§ WORK REQUIRED
Exact copy, no pictures: output each line below as it stands.

◇ ◇ ◇ ◇

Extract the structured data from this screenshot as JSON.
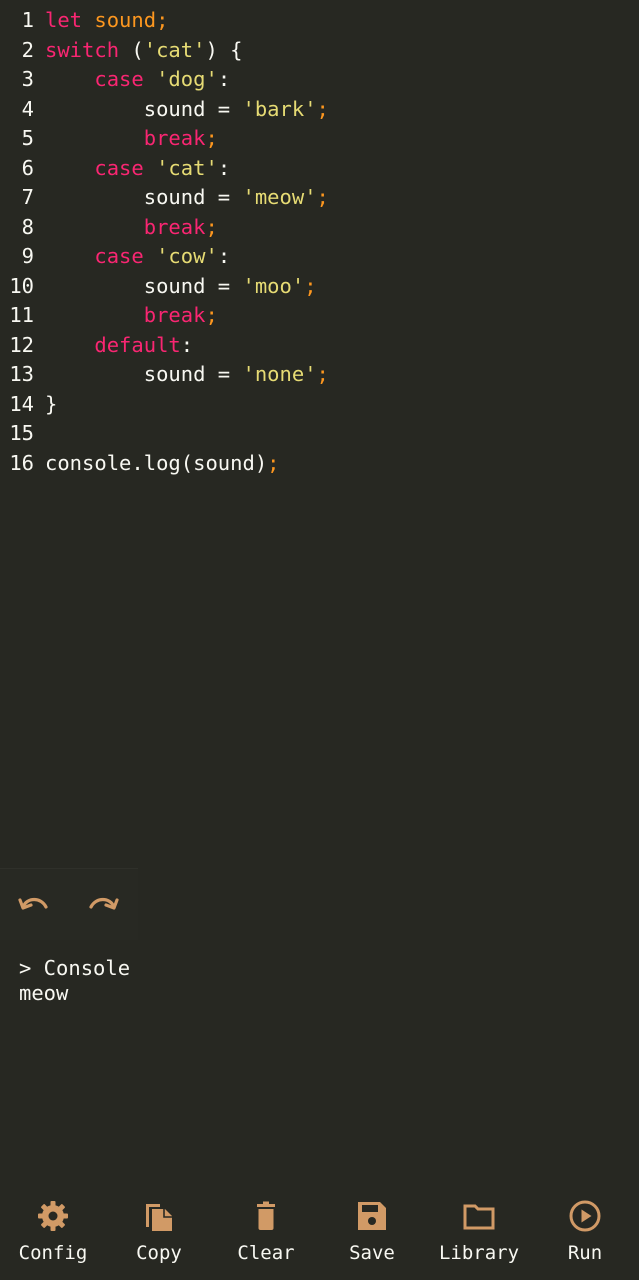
{
  "colors": {
    "background": "#272822",
    "keyword": "#f92672",
    "variable": "#fd971f",
    "string": "#e6db74",
    "text": "#f8f8f2",
    "icon": "#d19a66"
  },
  "editor": {
    "lines": [
      {
        "n": "1",
        "tokens": [
          {
            "t": "let",
            "c": "kw"
          },
          {
            "t": " sound",
            "c": "var"
          },
          {
            "t": ";",
            "c": "punc"
          }
        ]
      },
      {
        "n": "2",
        "tokens": [
          {
            "t": "switch",
            "c": "kw"
          },
          {
            "t": " (",
            "c": "plain"
          },
          {
            "t": "'cat'",
            "c": "str"
          },
          {
            "t": ") {",
            "c": "plain"
          }
        ]
      },
      {
        "n": "3",
        "tokens": [
          {
            "t": "    ",
            "c": "plain"
          },
          {
            "t": "case",
            "c": "kw"
          },
          {
            "t": " ",
            "c": "plain"
          },
          {
            "t": "'dog'",
            "c": "str"
          },
          {
            "t": ":",
            "c": "plain"
          }
        ]
      },
      {
        "n": "4",
        "tokens": [
          {
            "t": "        sound = ",
            "c": "plain"
          },
          {
            "t": "'bark'",
            "c": "str"
          },
          {
            "t": ";",
            "c": "punc"
          }
        ]
      },
      {
        "n": "5",
        "tokens": [
          {
            "t": "        ",
            "c": "plain"
          },
          {
            "t": "break",
            "c": "kw"
          },
          {
            "t": ";",
            "c": "punc"
          }
        ]
      },
      {
        "n": "6",
        "tokens": [
          {
            "t": "    ",
            "c": "plain"
          },
          {
            "t": "case",
            "c": "kw"
          },
          {
            "t": " ",
            "c": "plain"
          },
          {
            "t": "'cat'",
            "c": "str"
          },
          {
            "t": ":",
            "c": "plain"
          }
        ]
      },
      {
        "n": "7",
        "tokens": [
          {
            "t": "        sound = ",
            "c": "plain"
          },
          {
            "t": "'meow'",
            "c": "str"
          },
          {
            "t": ";",
            "c": "punc"
          }
        ]
      },
      {
        "n": "8",
        "tokens": [
          {
            "t": "        ",
            "c": "plain"
          },
          {
            "t": "break",
            "c": "kw"
          },
          {
            "t": ";",
            "c": "punc"
          }
        ]
      },
      {
        "n": "9",
        "tokens": [
          {
            "t": "    ",
            "c": "plain"
          },
          {
            "t": "case",
            "c": "kw"
          },
          {
            "t": " ",
            "c": "plain"
          },
          {
            "t": "'cow'",
            "c": "str"
          },
          {
            "t": ":",
            "c": "plain"
          }
        ]
      },
      {
        "n": "10",
        "tokens": [
          {
            "t": "        sound = ",
            "c": "plain"
          },
          {
            "t": "'moo'",
            "c": "str"
          },
          {
            "t": ";",
            "c": "punc"
          }
        ]
      },
      {
        "n": "11",
        "tokens": [
          {
            "t": "        ",
            "c": "plain"
          },
          {
            "t": "break",
            "c": "kw"
          },
          {
            "t": ";",
            "c": "punc"
          }
        ]
      },
      {
        "n": "12",
        "tokens": [
          {
            "t": "    ",
            "c": "plain"
          },
          {
            "t": "default",
            "c": "kw"
          },
          {
            "t": ":",
            "c": "plain"
          }
        ]
      },
      {
        "n": "13",
        "tokens": [
          {
            "t": "        sound = ",
            "c": "plain"
          },
          {
            "t": "'none'",
            "c": "str"
          },
          {
            "t": ";",
            "c": "punc"
          }
        ]
      },
      {
        "n": "14",
        "tokens": [
          {
            "t": "}",
            "c": "plain"
          }
        ]
      },
      {
        "n": "15",
        "tokens": []
      },
      {
        "n": "16",
        "tokens": [
          {
            "t": "console.log(sound)",
            "c": "plain"
          },
          {
            "t": ";",
            "c": "punc"
          }
        ]
      }
    ]
  },
  "history": {
    "undo_icon": "undo-icon",
    "redo_icon": "redo-icon"
  },
  "console": {
    "header": "> Console",
    "output": "meow"
  },
  "toolbar": {
    "config_label": "Config",
    "copy_label": "Copy",
    "clear_label": "Clear",
    "save_label": "Save",
    "library_label": "Library",
    "run_label": "Run"
  }
}
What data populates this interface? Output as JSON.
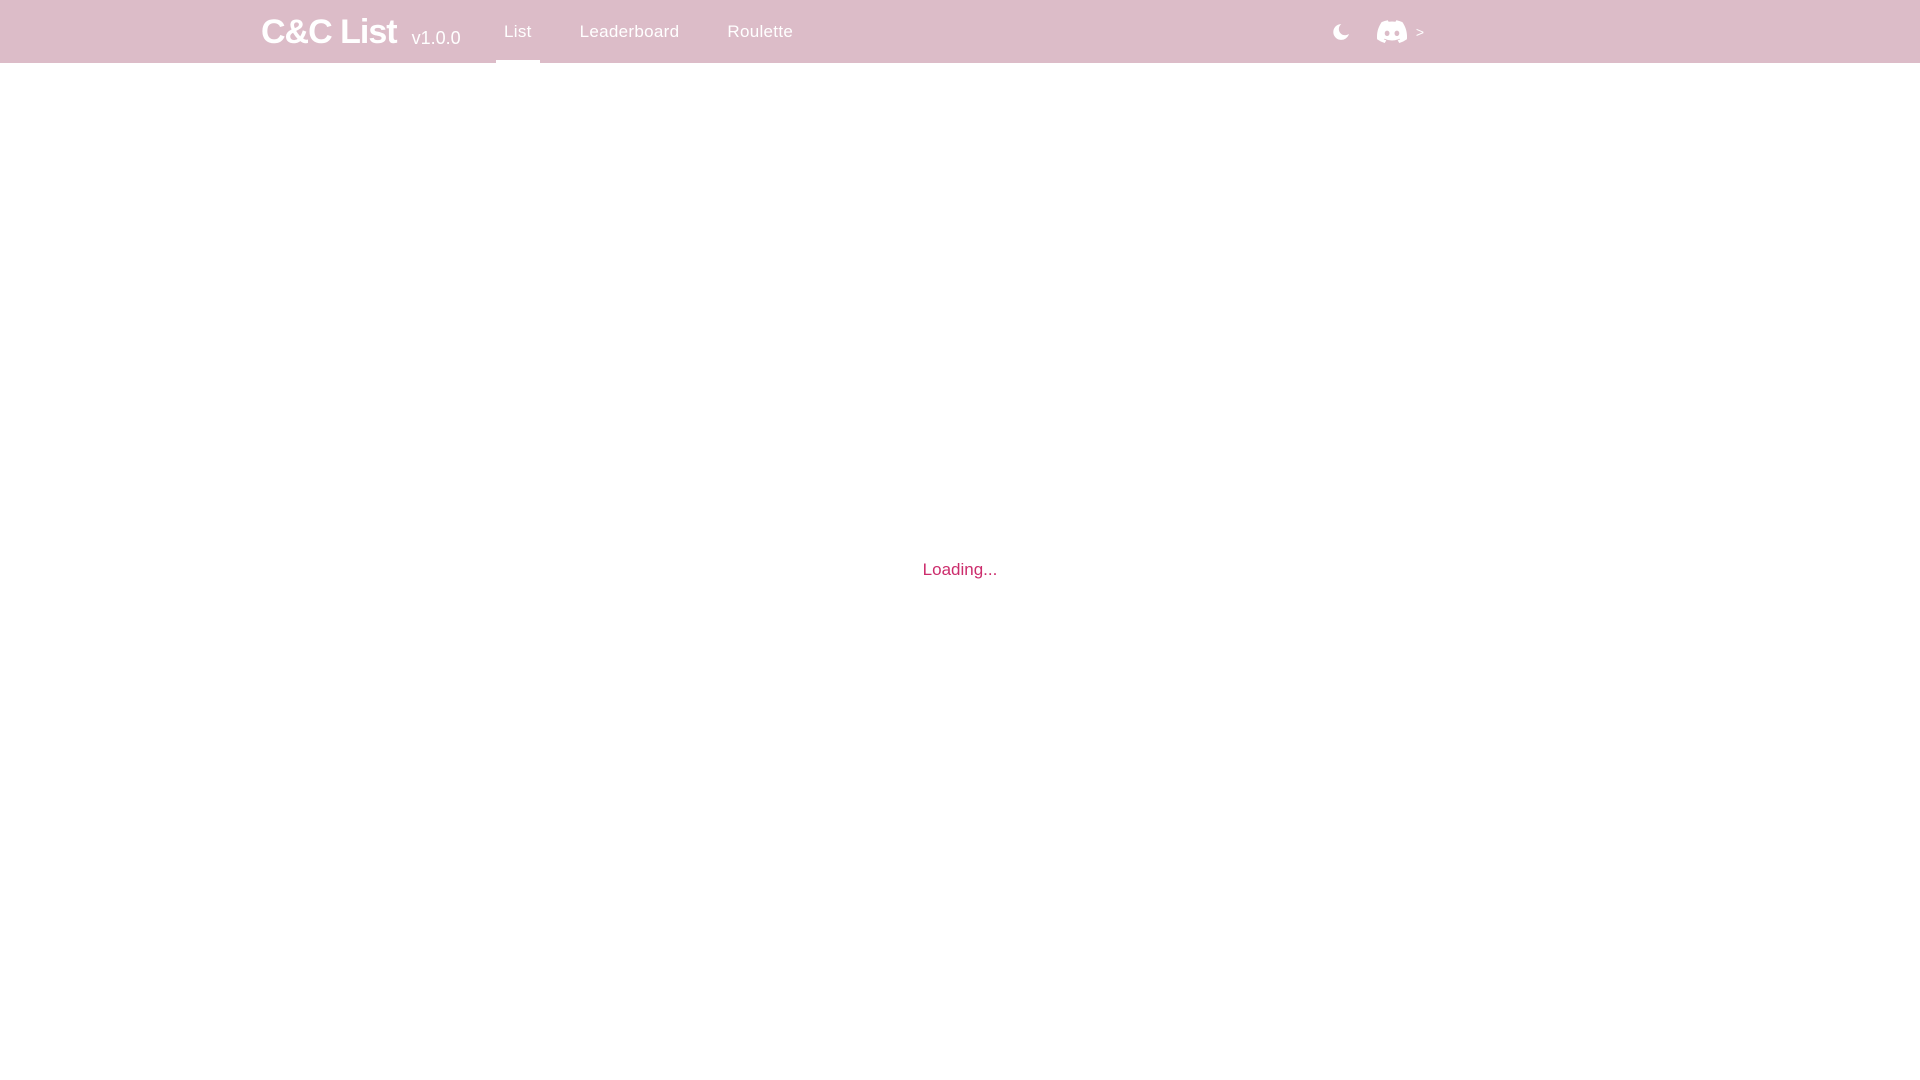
{
  "header": {
    "title": "C&C List",
    "version": "v1.0.0",
    "nav": [
      {
        "label": "List",
        "active": true
      },
      {
        "label": "Leaderboard",
        "active": false
      },
      {
        "label": "Roulette",
        "active": false
      }
    ],
    "icons": {
      "theme_toggle": "moon-icon",
      "discord": "discord-icon"
    },
    "discord_arrow": ">"
  },
  "main": {
    "loading_text": "Loading..."
  },
  "colors": {
    "navbar_bg": "#dcbcc8",
    "accent": "#cc2c6c",
    "nav_text": "#ffffff"
  }
}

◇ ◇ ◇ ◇

§ RESULT FOR THIS TASK
Extract the structured data from this screenshot as JSON.
{
  "colors": {
    "background": "#272822",
    "keyword": "#f92672",
    "variable": "#fd971f",
    "string": "#e6db74",
    "text": "#f8f8f2",
    "icon": "#d19a66"
  },
  "editor": {
    "lines": [
      {
        "n": "1",
        "tokens": [
          {
            "t": "let",
            "c": "kw"
          },
          {
            "t": " sound",
            "c": "var"
          },
          {
            "t": ";",
            "c": "punc"
          }
        ]
      },
      {
        "n": "2",
        "tokens": [
          {
            "t": "switch",
            "c": "kw"
          },
          {
            "t": " (",
            "c": "plain"
          },
          {
            "t": "'cat'",
            "c": "str"
          },
          {
            "t": ") {",
            "c": "plain"
          }
        ]
      },
      {
        "n": "3",
        "tokens": [
          {
            "t": "    ",
            "c": "plain"
          },
          {
            "t": "case",
            "c": "kw"
          },
          {
            "t": " ",
            "c": "plain"
          },
          {
            "t": "'dog'",
            "c": "str"
          },
          {
            "t": ":",
            "c": "plain"
          }
        ]
      },
      {
        "n": "4",
        "tokens": [
          {
            "t": "        sound = ",
            "c": "plain"
          },
          {
            "t": "'bark'",
            "c": "str"
          },
          {
            "t": ";",
            "c": "punc"
          }
        ]
      },
      {
        "n": "5",
        "tokens": [
          {
            "t": "        ",
            "c": "plain"
          },
          {
            "t": "break",
            "c": "kw"
          },
          {
            "t": ";",
            "c": "punc"
          }
        ]
      },
      {
        "n": "6",
        "tokens": [
          {
            "t": "    ",
            "c": "plain"
          },
          {
            "t": "case",
            "c": "kw"
          },
          {
            "t": " ",
            "c": "plain"
          },
          {
            "t": "'cat'",
            "c": "str"
          },
          {
            "t": ":",
            "c": "plain"
          }
        ]
      },
      {
        "n": "7",
        "tokens": [
          {
            "t": "        sound = ",
            "c": "plain"
          },
          {
            "t": "'meow'",
            "c": "str"
          },
          {
            "t": ";",
            "c": "punc"
          }
        ]
      },
      {
        "n": "8",
        "tokens": [
          {
            "t": "        ",
            "c": "plain"
          },
          {
            "t": "break",
            "c": "kw"
          },
          {
            "t": ";",
            "c": "punc"
          }
        ]
      },
      {
        "n": "9",
        "tokens": [
          {
            "t": "    ",
            "c": "plain"
          },
          {
            "t": "case",
            "c": "kw"
          },
          {
            "t": " ",
            "c": "plain"
          },
          {
            "t": "'cow'",
            "c": "str"
          },
          {
            "t": ":",
            "c": "plain"
          }
        ]
      },
      {
        "n": "10",
        "tokens": [
          {
            "t": "        sound = ",
            "c": "plain"
          },
          {
            "t": "'moo'",
            "c": "str"
          },
          {
            "t": ";",
            "c": "punc"
          }
        ]
      },
      {
        "n": "11",
        "tokens": [
          {
            "t": "        ",
            "c": "plain"
          },
          {
            "t": "break",
            "c": "kw"
          },
          {
            "t": ";",
            "c": "punc"
          }
        ]
      },
      {
        "n": "12",
        "tokens": [
          {
            "t": "    ",
            "c": "plain"
          },
          {
            "t": "default",
            "c": "kw"
          },
          {
            "t": ":",
            "c": "plain"
          }
        ]
      },
      {
        "n": "13",
        "tokens": [
          {
            "t": "        sound = ",
            "c": "plain"
          },
          {
            "t": "'none'",
            "c": "str"
          },
          {
            "t": ";",
            "c": "punc"
          }
        ]
      },
      {
        "n": "14",
        "tokens": [
          {
            "t": "}",
            "c": "plain"
          }
        ]
      },
      {
        "n": "15",
        "tokens": []
      },
      {
        "n": "16",
        "tokens": [
          {
            "t": "console.log(sound)",
            "c": "plain"
          },
          {
            "t": ";",
            "c": "punc"
          }
        ]
      }
    ]
  },
  "history": {
    "undo_icon": "undo-icon",
    "redo_icon": "redo-icon"
  },
  "console": {
    "header": "> Console",
    "output": "meow"
  },
  "toolbar": {
    "config_label": "Config",
    "copy_label": "Copy",
    "clear_label": "Clear",
    "save_label": "Save",
    "library_label": "Library",
    "run_label": "Run"
  }
}
What data populates this interface? Output as JSON.
{
  "header": {
    "title": "C&C List",
    "version": "v1.0.0",
    "nav": [
      {
        "label": "List",
        "active": true
      },
      {
        "label": "Leaderboard",
        "active": false
      },
      {
        "label": "Roulette",
        "active": false
      }
    ],
    "icons": {
      "theme_toggle": "moon-icon",
      "discord": "discord-icon"
    },
    "discord_arrow": ">"
  },
  "main": {
    "loading_text": "Loading..."
  },
  "colors": {
    "navbar_bg": "#dcbcc8",
    "accent": "#cc2c6c",
    "nav_text": "#ffffff"
  }
}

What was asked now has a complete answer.